EY Israel puts staff on unpaid leave [Globes] With the spread of the [coronavirus] and the new orders in the matter issued by the Prime Minister’s Office and the Ministry of Health, management has decided on a number of additional steps, including a substantial cut in compensation for all of the firm’s partners and putting some of the firm’s employees on unpaid leave until the end of April and perhaps beyond that date. Employees not on unpaid leave will begin their Passover vacations in the coming days, lasting until April 19 and possibly longer, if necessary.
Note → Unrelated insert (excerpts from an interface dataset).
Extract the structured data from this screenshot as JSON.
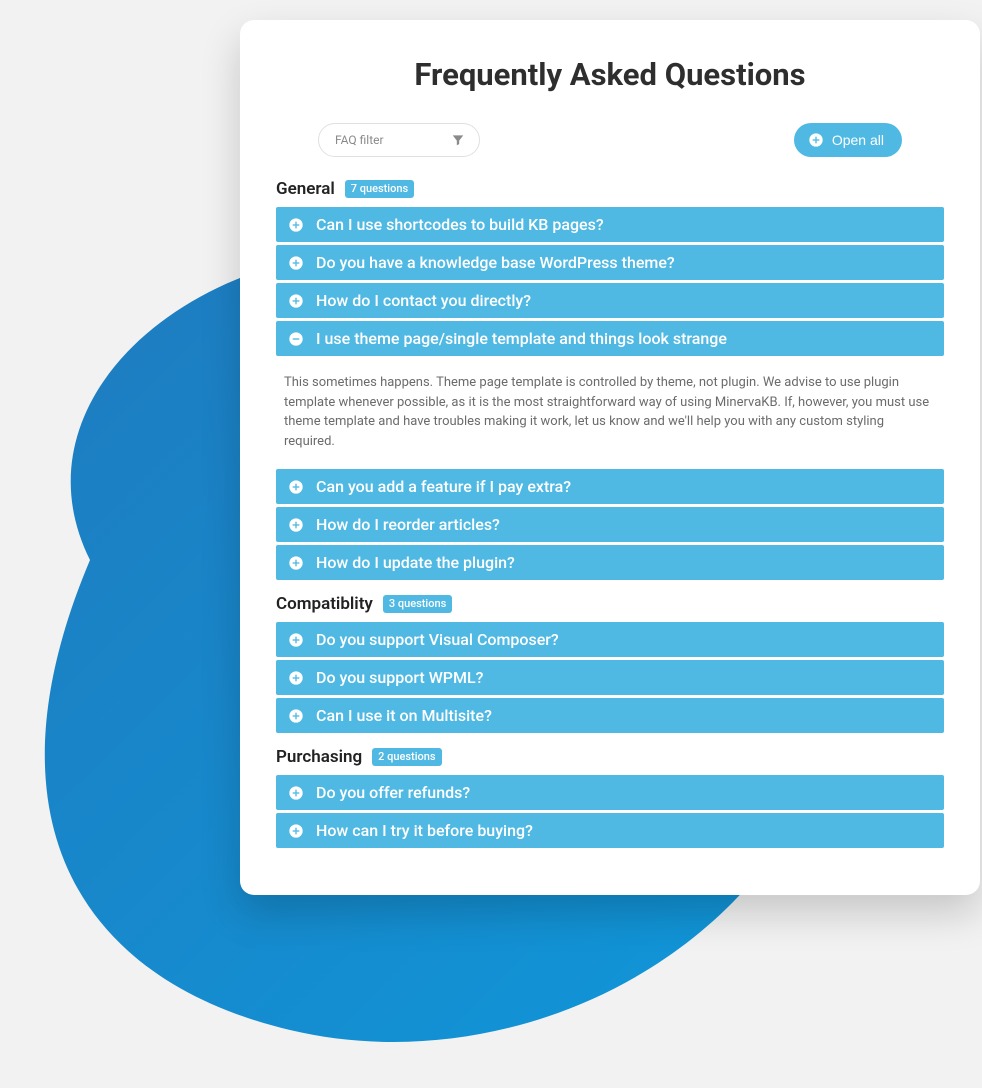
{
  "page_title": "Frequently Asked Questions",
  "toolbar": {
    "filter_label": "FAQ filter",
    "open_all_label": "Open all"
  },
  "sections": [
    {
      "name": "General",
      "badge": "7 questions",
      "items": [
        {
          "q": "Can I use shortcodes to build KB pages?",
          "open": false
        },
        {
          "q": "Do you have a knowledge base WordPress theme?",
          "open": false
        },
        {
          "q": "How do I contact you directly?",
          "open": false
        },
        {
          "q": "I use theme page/single template and things look strange",
          "open": true,
          "a": "This sometimes happens. Theme page template is controlled by theme, not plugin. We advise to use plugin template whenever possible, as it is the most straightforward way of using MinervaKB. If, however, you must use theme template and have troubles making it work, let us know and we'll help you with any custom styling required."
        },
        {
          "q": "Can you add a feature if I pay extra?",
          "open": false
        },
        {
          "q": "How do I reorder articles?",
          "open": false
        },
        {
          "q": "How do I update the plugin?",
          "open": false
        }
      ]
    },
    {
      "name": "Compatiblity",
      "badge": "3 questions",
      "items": [
        {
          "q": "Do you support Visual Composer?",
          "open": false
        },
        {
          "q": "Do you support WPML?",
          "open": false
        },
        {
          "q": "Can I use it on Multisite?",
          "open": false
        }
      ]
    },
    {
      "name": "Purchasing",
      "badge": "2 questions",
      "items": [
        {
          "q": "Do you offer refunds?",
          "open": false
        },
        {
          "q": "How can I try it before buying?",
          "open": false
        }
      ]
    }
  ],
  "colors": {
    "accent": "#4fb9e3",
    "blob_start": "#1f7bbf",
    "blob_end": "#2196d4"
  }
}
The vacation will be deducted from the employees’ vacation days, but will not affect their salaries.

PCAOB grants auditors 45-day relief period from inspections [Compliance Week] KPMG audit partners were probably giving each other virtual high-fives after seeing this.

Inside KPMG’s ‘genuine dilemma’ over COVID-19 [Australian Financial Review] A KPMG staffer in the firm’s Sydney office has tested positive to COVID-19, with partners quickly informing staff but electing not to evacuate the workplace based on health advice from the NSW and federal governments. A number of staff working on the floor were unhappy at the firm’s response, comparing it unfavourably with companies that have sent employees home at the first sign of any potential exposure to COVID-19 in the workplace.
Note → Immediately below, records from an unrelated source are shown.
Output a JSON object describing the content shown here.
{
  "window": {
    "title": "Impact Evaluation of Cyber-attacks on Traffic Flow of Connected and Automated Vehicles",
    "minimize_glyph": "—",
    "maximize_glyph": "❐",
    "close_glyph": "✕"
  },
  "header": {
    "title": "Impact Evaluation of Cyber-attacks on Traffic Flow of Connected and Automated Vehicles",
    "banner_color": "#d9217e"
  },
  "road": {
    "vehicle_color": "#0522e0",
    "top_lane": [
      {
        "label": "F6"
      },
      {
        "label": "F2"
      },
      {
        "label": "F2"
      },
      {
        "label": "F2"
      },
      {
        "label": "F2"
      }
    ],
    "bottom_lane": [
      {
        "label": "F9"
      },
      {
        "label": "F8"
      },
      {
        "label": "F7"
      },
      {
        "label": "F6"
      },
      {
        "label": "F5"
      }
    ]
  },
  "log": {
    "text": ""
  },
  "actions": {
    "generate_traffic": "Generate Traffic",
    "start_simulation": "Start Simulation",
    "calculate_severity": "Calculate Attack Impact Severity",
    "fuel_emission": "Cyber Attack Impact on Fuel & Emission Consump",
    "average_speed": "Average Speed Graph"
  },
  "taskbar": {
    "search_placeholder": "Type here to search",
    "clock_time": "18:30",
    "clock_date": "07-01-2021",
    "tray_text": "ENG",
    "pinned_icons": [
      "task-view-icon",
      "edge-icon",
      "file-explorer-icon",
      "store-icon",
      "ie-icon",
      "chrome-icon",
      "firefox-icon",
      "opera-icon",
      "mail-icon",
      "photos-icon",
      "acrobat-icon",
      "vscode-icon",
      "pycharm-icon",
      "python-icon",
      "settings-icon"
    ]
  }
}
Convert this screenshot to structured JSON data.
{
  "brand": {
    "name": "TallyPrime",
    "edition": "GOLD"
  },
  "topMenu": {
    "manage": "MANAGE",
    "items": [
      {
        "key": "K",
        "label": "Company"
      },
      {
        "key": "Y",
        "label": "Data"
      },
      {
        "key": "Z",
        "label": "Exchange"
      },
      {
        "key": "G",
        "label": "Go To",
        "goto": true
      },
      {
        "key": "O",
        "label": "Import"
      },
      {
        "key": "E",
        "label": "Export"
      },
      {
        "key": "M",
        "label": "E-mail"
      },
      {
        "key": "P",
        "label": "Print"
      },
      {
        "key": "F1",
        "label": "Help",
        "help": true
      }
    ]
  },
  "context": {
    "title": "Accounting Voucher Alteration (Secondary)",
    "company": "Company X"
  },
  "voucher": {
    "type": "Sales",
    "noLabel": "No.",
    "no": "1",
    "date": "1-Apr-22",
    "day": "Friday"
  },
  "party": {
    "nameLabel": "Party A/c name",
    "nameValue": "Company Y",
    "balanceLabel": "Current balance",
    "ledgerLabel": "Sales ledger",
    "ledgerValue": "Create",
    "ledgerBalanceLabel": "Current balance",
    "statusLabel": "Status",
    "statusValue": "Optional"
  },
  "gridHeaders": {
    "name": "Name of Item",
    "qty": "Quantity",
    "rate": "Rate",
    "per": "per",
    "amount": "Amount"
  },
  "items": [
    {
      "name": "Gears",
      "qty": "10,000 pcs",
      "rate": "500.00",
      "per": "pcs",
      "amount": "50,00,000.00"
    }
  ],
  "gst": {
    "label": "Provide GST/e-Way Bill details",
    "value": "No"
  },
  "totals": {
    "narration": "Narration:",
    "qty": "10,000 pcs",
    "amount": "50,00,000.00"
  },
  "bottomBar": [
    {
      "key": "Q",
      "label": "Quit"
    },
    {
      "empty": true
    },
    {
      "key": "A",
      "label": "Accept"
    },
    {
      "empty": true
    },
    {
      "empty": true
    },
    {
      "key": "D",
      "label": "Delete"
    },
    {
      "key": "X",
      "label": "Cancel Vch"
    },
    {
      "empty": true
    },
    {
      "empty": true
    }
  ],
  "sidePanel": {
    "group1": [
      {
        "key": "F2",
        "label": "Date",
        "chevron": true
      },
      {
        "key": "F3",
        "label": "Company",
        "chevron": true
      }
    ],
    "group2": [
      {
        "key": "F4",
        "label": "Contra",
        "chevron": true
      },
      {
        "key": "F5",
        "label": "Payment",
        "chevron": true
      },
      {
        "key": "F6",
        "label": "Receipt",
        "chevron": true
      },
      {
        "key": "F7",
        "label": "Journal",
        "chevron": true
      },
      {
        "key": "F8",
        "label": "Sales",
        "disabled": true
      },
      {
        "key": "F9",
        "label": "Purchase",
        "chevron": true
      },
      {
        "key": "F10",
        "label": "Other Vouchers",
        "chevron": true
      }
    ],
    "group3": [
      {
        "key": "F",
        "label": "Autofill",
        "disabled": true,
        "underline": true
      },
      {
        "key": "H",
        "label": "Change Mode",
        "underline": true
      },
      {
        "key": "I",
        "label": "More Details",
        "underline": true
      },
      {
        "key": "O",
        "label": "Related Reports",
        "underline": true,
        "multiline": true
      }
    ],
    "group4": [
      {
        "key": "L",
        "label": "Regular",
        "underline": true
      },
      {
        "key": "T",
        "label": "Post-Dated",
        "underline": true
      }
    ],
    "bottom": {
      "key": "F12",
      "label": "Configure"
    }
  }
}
PwC donates $2.85M to coronavirus-related efforts [Accounting Today] Big Four firm PwC announced on Monday [March 23] that its PwC Charitable Foundation will donate new grants totaling $2.85 million to organizations supporting communities impacted by COVID-19.

Congress Poised to Derail Biggest Bank Accounting Change in Decades [Bloomberg Tax] The provision is tucked inside the sweeping measure (H.R. 748) passed by the Senate late Wednesday. The House is expected to vote on the [coronavirus relief] package Friday. The provision would allow banks and credit unions temporary relief from the current expected credit losses (CECL) accounting standard. It would give them until Dec. 31—or when public health officials declare the pandemic over, whichever comes first—to overhaul how they tally losses on souring loans. Large publicly traded banks were supposed to adopt the new accounting standard on Jan. 1.
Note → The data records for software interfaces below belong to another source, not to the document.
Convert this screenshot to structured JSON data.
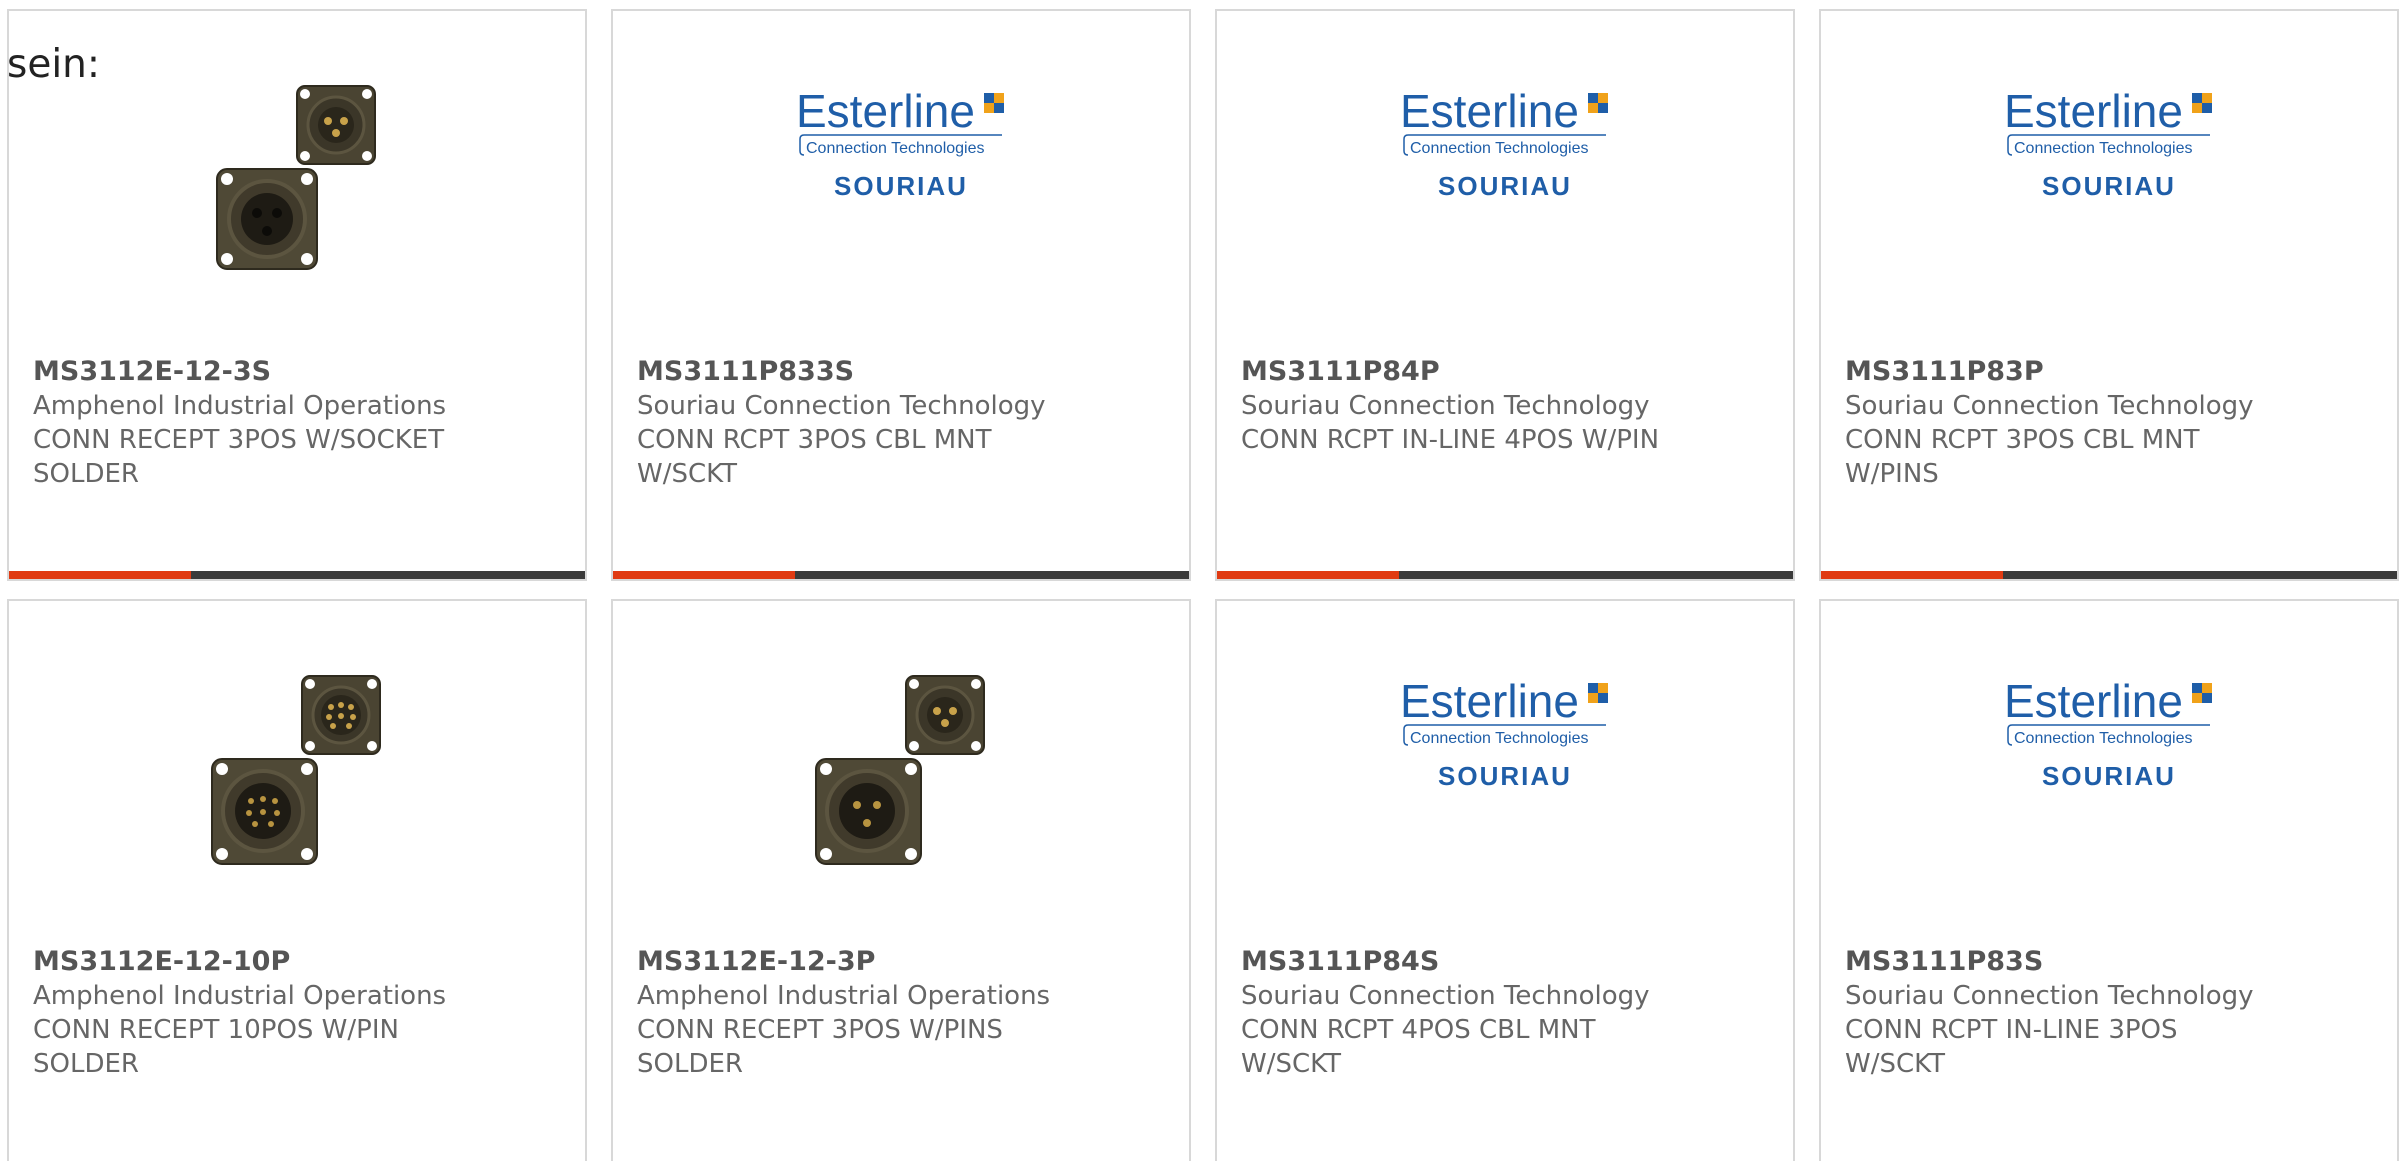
{
  "intro_text": "sein:",
  "colors": {
    "accent": "#e03a12",
    "bar": "#3a3a3a",
    "brand_blue": "#1f5ea8"
  },
  "brand_logo_texts": {
    "wordmark": "Esterline",
    "tagline": "Connection Technologies",
    "sub": "SOURIAU"
  },
  "products": [
    {
      "part_number": "MS3112E-12-3S",
      "manufacturer": "Amphenol Industrial Operations",
      "description": "CONN RECEPT 3POS W/SOCKET SOLDER",
      "image": "connector-photo-3pos"
    },
    {
      "part_number": "MS3111P833S",
      "manufacturer": "Souriau Connection Technology",
      "description": "CONN RCPT 3POS CBL MNT W/SCKT",
      "image": "esterline-souriau-logo"
    },
    {
      "part_number": "MS3111P84P",
      "manufacturer": "Souriau Connection Technology",
      "description": "CONN RCPT IN-LINE 4POS W/PIN",
      "image": "esterline-souriau-logo"
    },
    {
      "part_number": "MS3111P83P",
      "manufacturer": "Souriau Connection Technology",
      "description": "CONN RCPT 3POS CBL MNT W/PINS",
      "image": "esterline-souriau-logo"
    },
    {
      "part_number": "MS3112E-12-10P",
      "manufacturer": "Amphenol Industrial Operations",
      "description": "CONN RECEPT 10POS W/PIN SOLDER",
      "image": "connector-photo-10pos"
    },
    {
      "part_number": "MS3112E-12-3P",
      "manufacturer": "Amphenol Industrial Operations",
      "description": "CONN RECEPT 3POS W/PINS SOLDER",
      "image": "connector-photo-3pos-pins"
    },
    {
      "part_number": "MS3111P84S",
      "manufacturer": "Souriau Connection Technology",
      "description": "CONN RCPT 4POS CBL MNT W/SCKT",
      "image": "esterline-souriau-logo"
    },
    {
      "part_number": "MS3111P83S",
      "manufacturer": "Souriau Connection Technology",
      "description": "CONN RCPT IN-LINE 3POS W/SCKT",
      "image": "esterline-souriau-logo"
    }
  ]
}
KPMG Canada leads Big Four in audit client gains, loses [Canadian Accountant] KPMG Canada was the only accounting firm among the Big Four to post a net gain in audit clients during 2019, according to SEDAR analysis provided to Canadian Accountant by Audit Analytics, an independent research provider based in the United States. With 24 new client gains and 16 client departures, KPMG Canada posted a net total of eight gains, while its competitors (Deloitte Canada, EY Canada, and PwC Canada) all posted net losses.

One of Chicago’s largest accounting firms gets a new CEO [Crain’s Chicago Business] Mark Baer has been named the new CEO of Crowe, a Chicago-based accounting firm that’s one of the largest in the nation. Baer, who has been a partner in the firm based in Ohio, will take over in April 2021, succeeding James Powers, who has had the position since 2014.